## WORK INSTRUCTION
Looking at the entries below, how many lines include the word "message"? Answer with the number alone.

## GIVEN DATA

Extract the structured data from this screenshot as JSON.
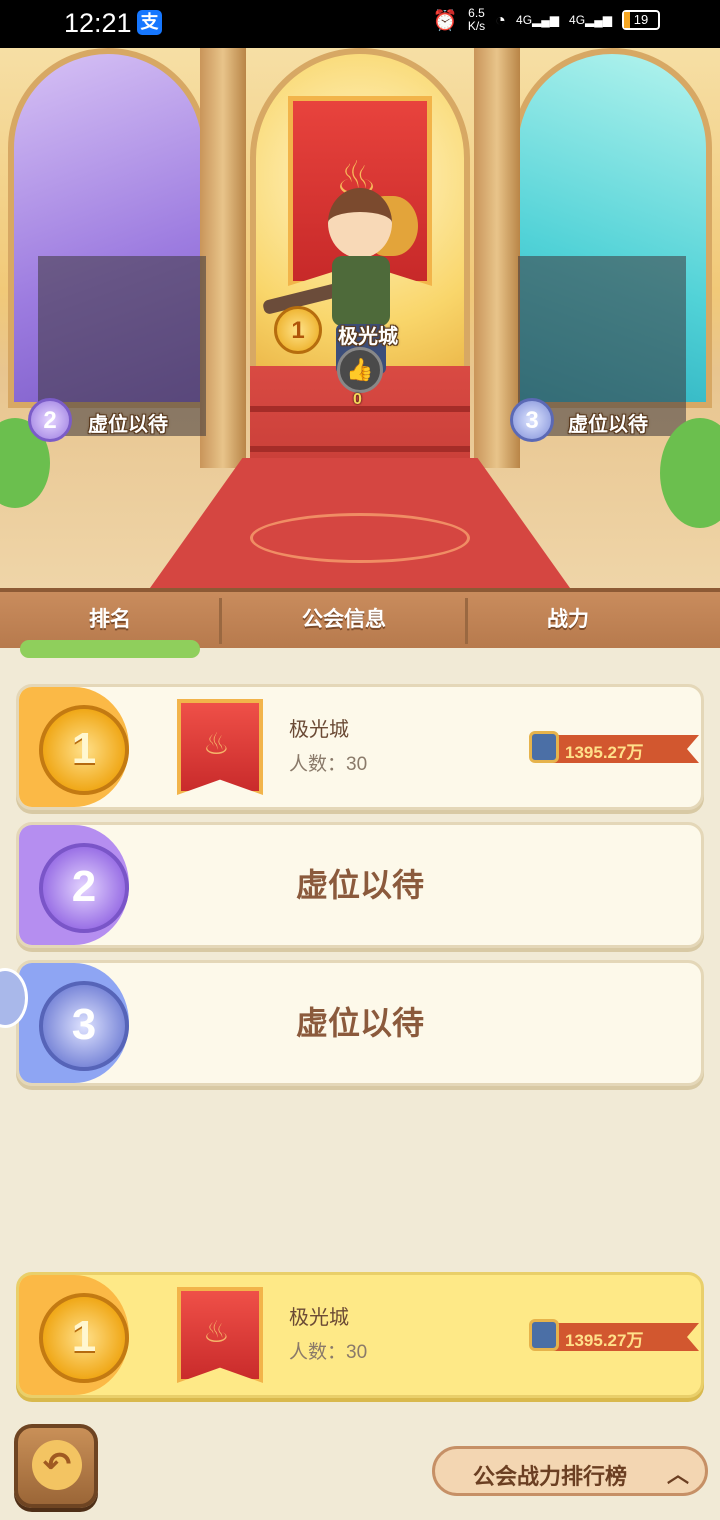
{
  "status_bar": {
    "time": "12:21",
    "alipay_glyph": "支",
    "net_speed_value": "6.5",
    "net_speed_unit": "K/s",
    "signal_1": "4G",
    "signal_2": "4G",
    "battery": "19"
  },
  "hall": {
    "first_place_name": "极光城",
    "first_place_rank": "1",
    "like_count": "0",
    "like_icon": "thumbs-up-icon",
    "second_place_label": "虚位以待",
    "second_place_rank": "2",
    "third_place_label": "虚位以待",
    "third_place_rank": "3"
  },
  "tabs": {
    "rank": "排名",
    "guild_info": "公会信息",
    "power": "战力"
  },
  "rows": [
    {
      "rank": "1",
      "name": "极光城",
      "members": "人数：30",
      "power": "1395.27万",
      "medal": "gold-medal-icon"
    },
    {
      "rank": "2",
      "placeholder": "虚位以待",
      "medal": "purple-medal-icon"
    },
    {
      "rank": "3",
      "placeholder": "虚位以待",
      "medal": "blue-medal-icon"
    }
  ],
  "my_guild": {
    "rank": "1",
    "name": "极光城",
    "members": "人数：30",
    "power": "1395.27万"
  },
  "bottom": {
    "back_icon": "back-arrow-icon",
    "leaderboard_label": "公会战力排行榜",
    "leaderboard_chevron": "︿"
  },
  "colors": {
    "gold": "#f0a818",
    "purple": "#9b72e6",
    "blue": "#7c89d9",
    "tab_bg": "#c98c5d",
    "my_row_bg": "#fee987"
  }
}
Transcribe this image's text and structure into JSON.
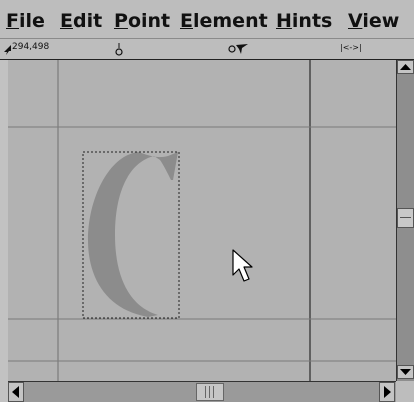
{
  "menubar": {
    "items": [
      {
        "label": "File",
        "mnemonic": "F",
        "rest": "ile"
      },
      {
        "label": "Edit",
        "mnemonic": "E",
        "rest": "dit"
      },
      {
        "label": "Point",
        "mnemonic": "P",
        "rest": "oint"
      },
      {
        "label": "Element",
        "mnemonic": "E",
        "rest": "lement"
      },
      {
        "label": "Hints",
        "mnemonic": "H",
        "rest": "ints"
      },
      {
        "label": "View",
        "mnemonic": "V",
        "rest": "iew"
      }
    ]
  },
  "infobar": {
    "coordinates": "294,498",
    "cursor_icon": "arrow-pointer-icon",
    "point_icon": "point-marker-icon",
    "tool_icon": "knife-tool-icon",
    "width_icon": "width-measure-icon",
    "width_text": "|<->|"
  },
  "editor": {
    "glyph": "C",
    "glyph_color": "#8c8c8c",
    "canvas_color": "#b2b2b2",
    "guide_color": "#707070"
  }
}
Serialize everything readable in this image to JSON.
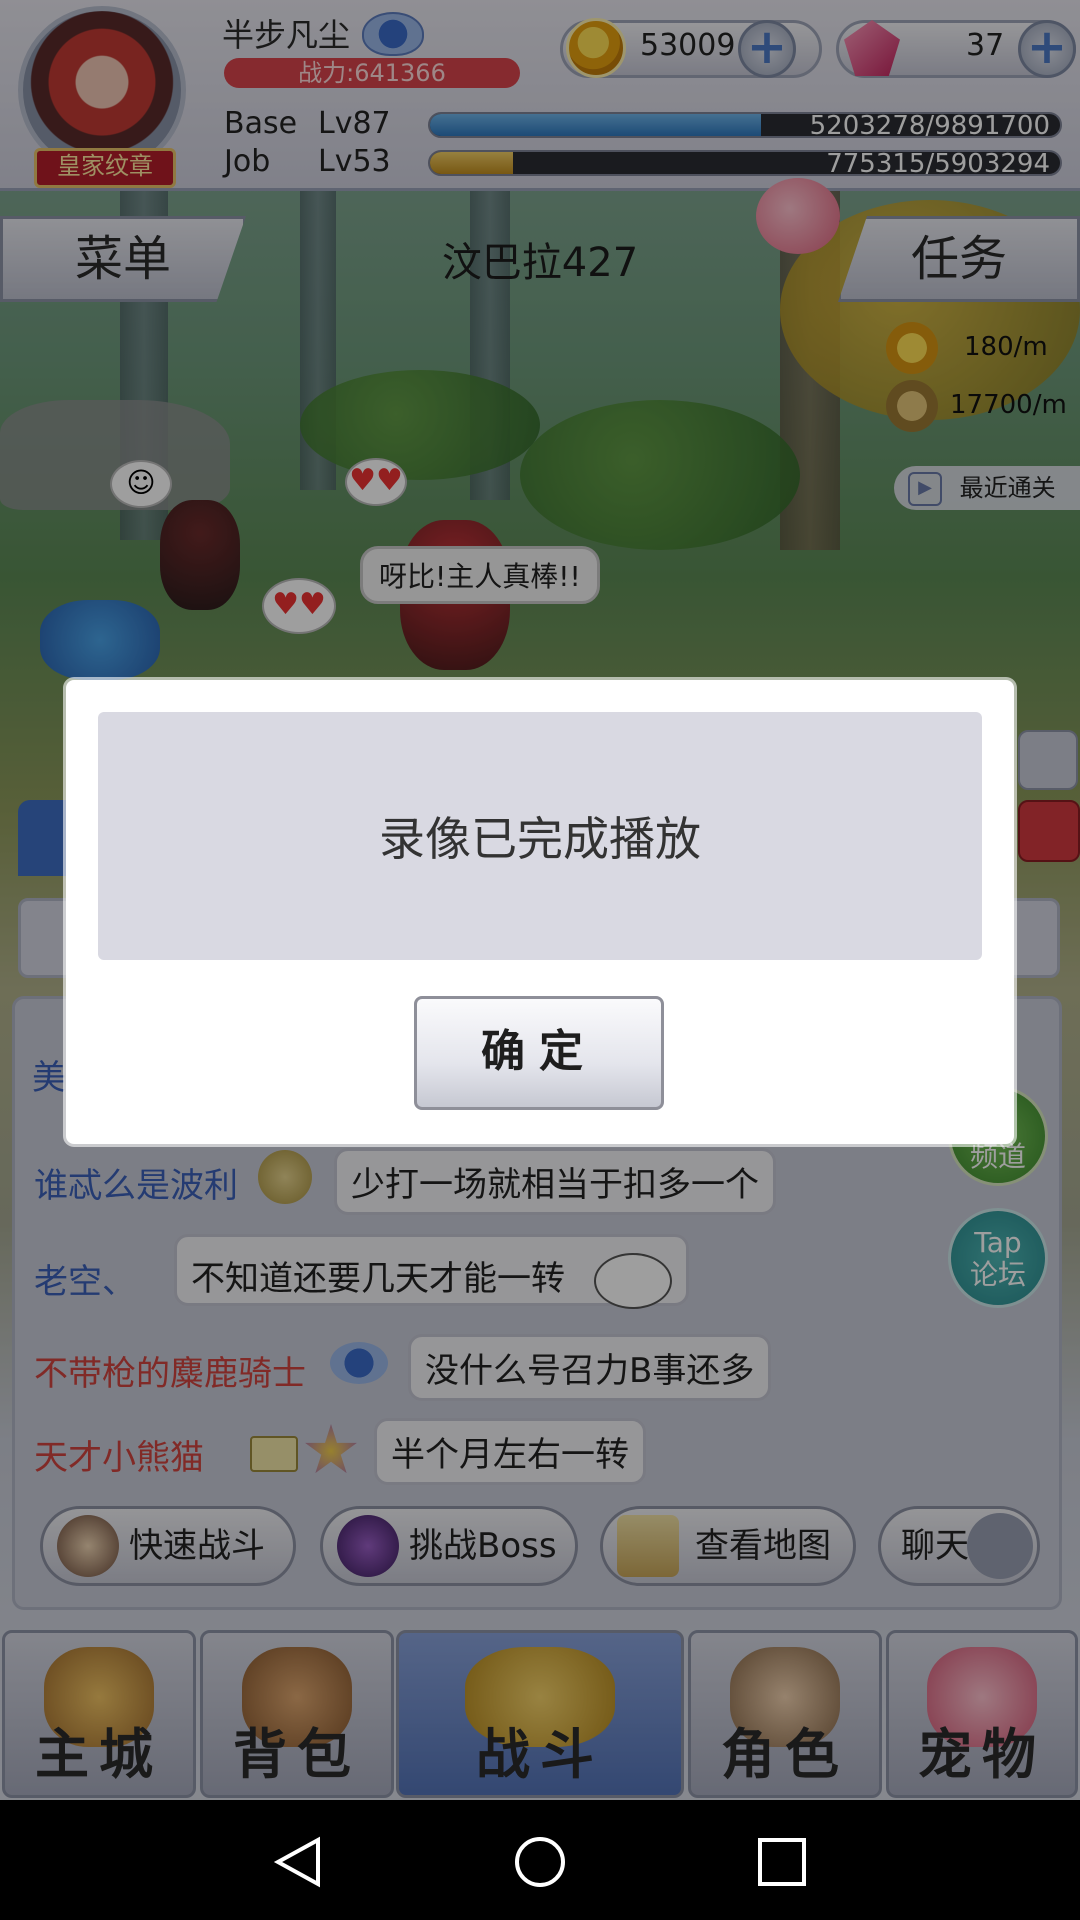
{
  "player": {
    "name": "半步凡尘",
    "badge": "皇家纹章",
    "power": "战力:641366"
  },
  "currency": {
    "zeny": "53009",
    "gems": "37"
  },
  "levels": {
    "base_label": "Base",
    "base_level": "Lv87",
    "base_exp": "5203278/9891700",
    "base_progress": 0.526,
    "job_label": "Job",
    "job_level": "Lv53",
    "job_exp": "775315/5903294",
    "job_progress": 0.131
  },
  "nav": {
    "menu": "菜单",
    "task": "任务",
    "map_name": "汶巴拉427"
  },
  "rates": {
    "zeny_rate": "180/m",
    "exp_rate": "17700/m",
    "replay": "最近通关"
  },
  "scene": {
    "speech": "呀比!主人真棒!!"
  },
  "chat": [
    {
      "name": "谁忒么是波利",
      "message": "少打一场就相当于扣多一个",
      "color": "#3a5fb8"
    },
    {
      "name": "老空、",
      "message": "不知道还要几天才能一转",
      "color": "#3a5fb8"
    },
    {
      "name": "不带枪的麋鹿骑士",
      "message": "没什么号召力B事还多",
      "color": "#d0453f"
    },
    {
      "name": "天才小熊猫",
      "message": "半个月左右一转",
      "color": "#d0453f"
    }
  ],
  "side_buttons": {
    "forum_line1": "Tap",
    "forum_line2": "论坛",
    "channel_line2": "频道"
  },
  "actions": {
    "quick_battle": "快速战斗",
    "challenge_boss": "挑战Boss",
    "view_map": "查看地图",
    "chat": "聊天"
  },
  "tabs": [
    "主城",
    "背包",
    "战斗",
    "角色",
    "宠物"
  ],
  "active_tab": "战斗",
  "dialog": {
    "message": "录像已完成播放",
    "ok": "确定"
  },
  "colors": {
    "base_bar": "#3f8fd1",
    "job_bar": "#d9a93a",
    "power_bg": "#d9444d",
    "active_tab": "#6b86c4"
  }
}
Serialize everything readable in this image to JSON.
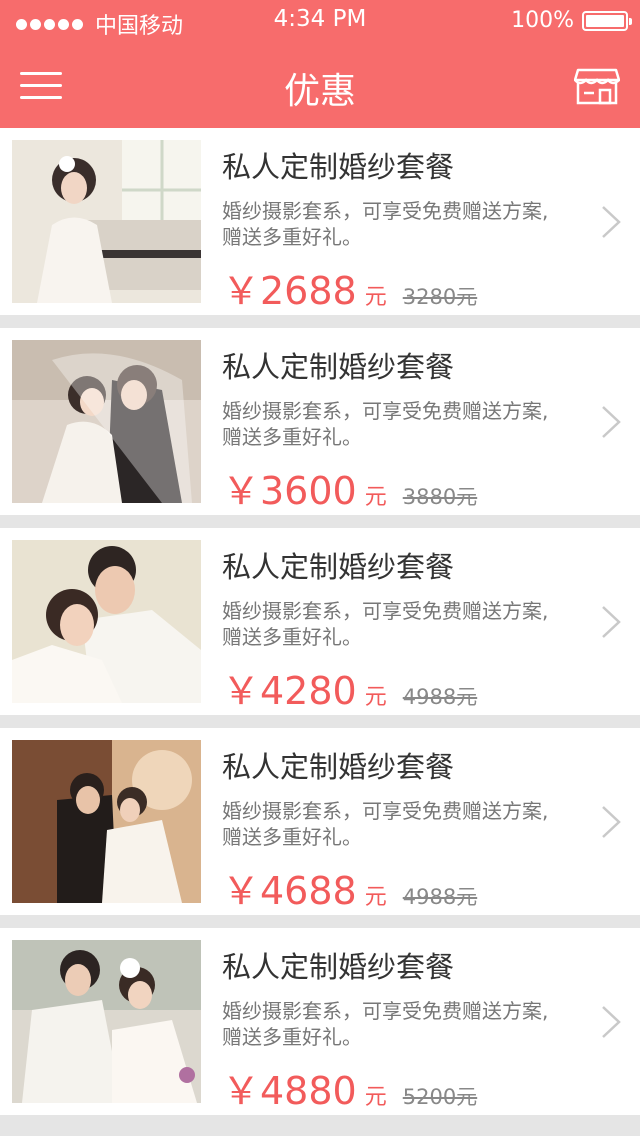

## EXERCISE ANSWER
5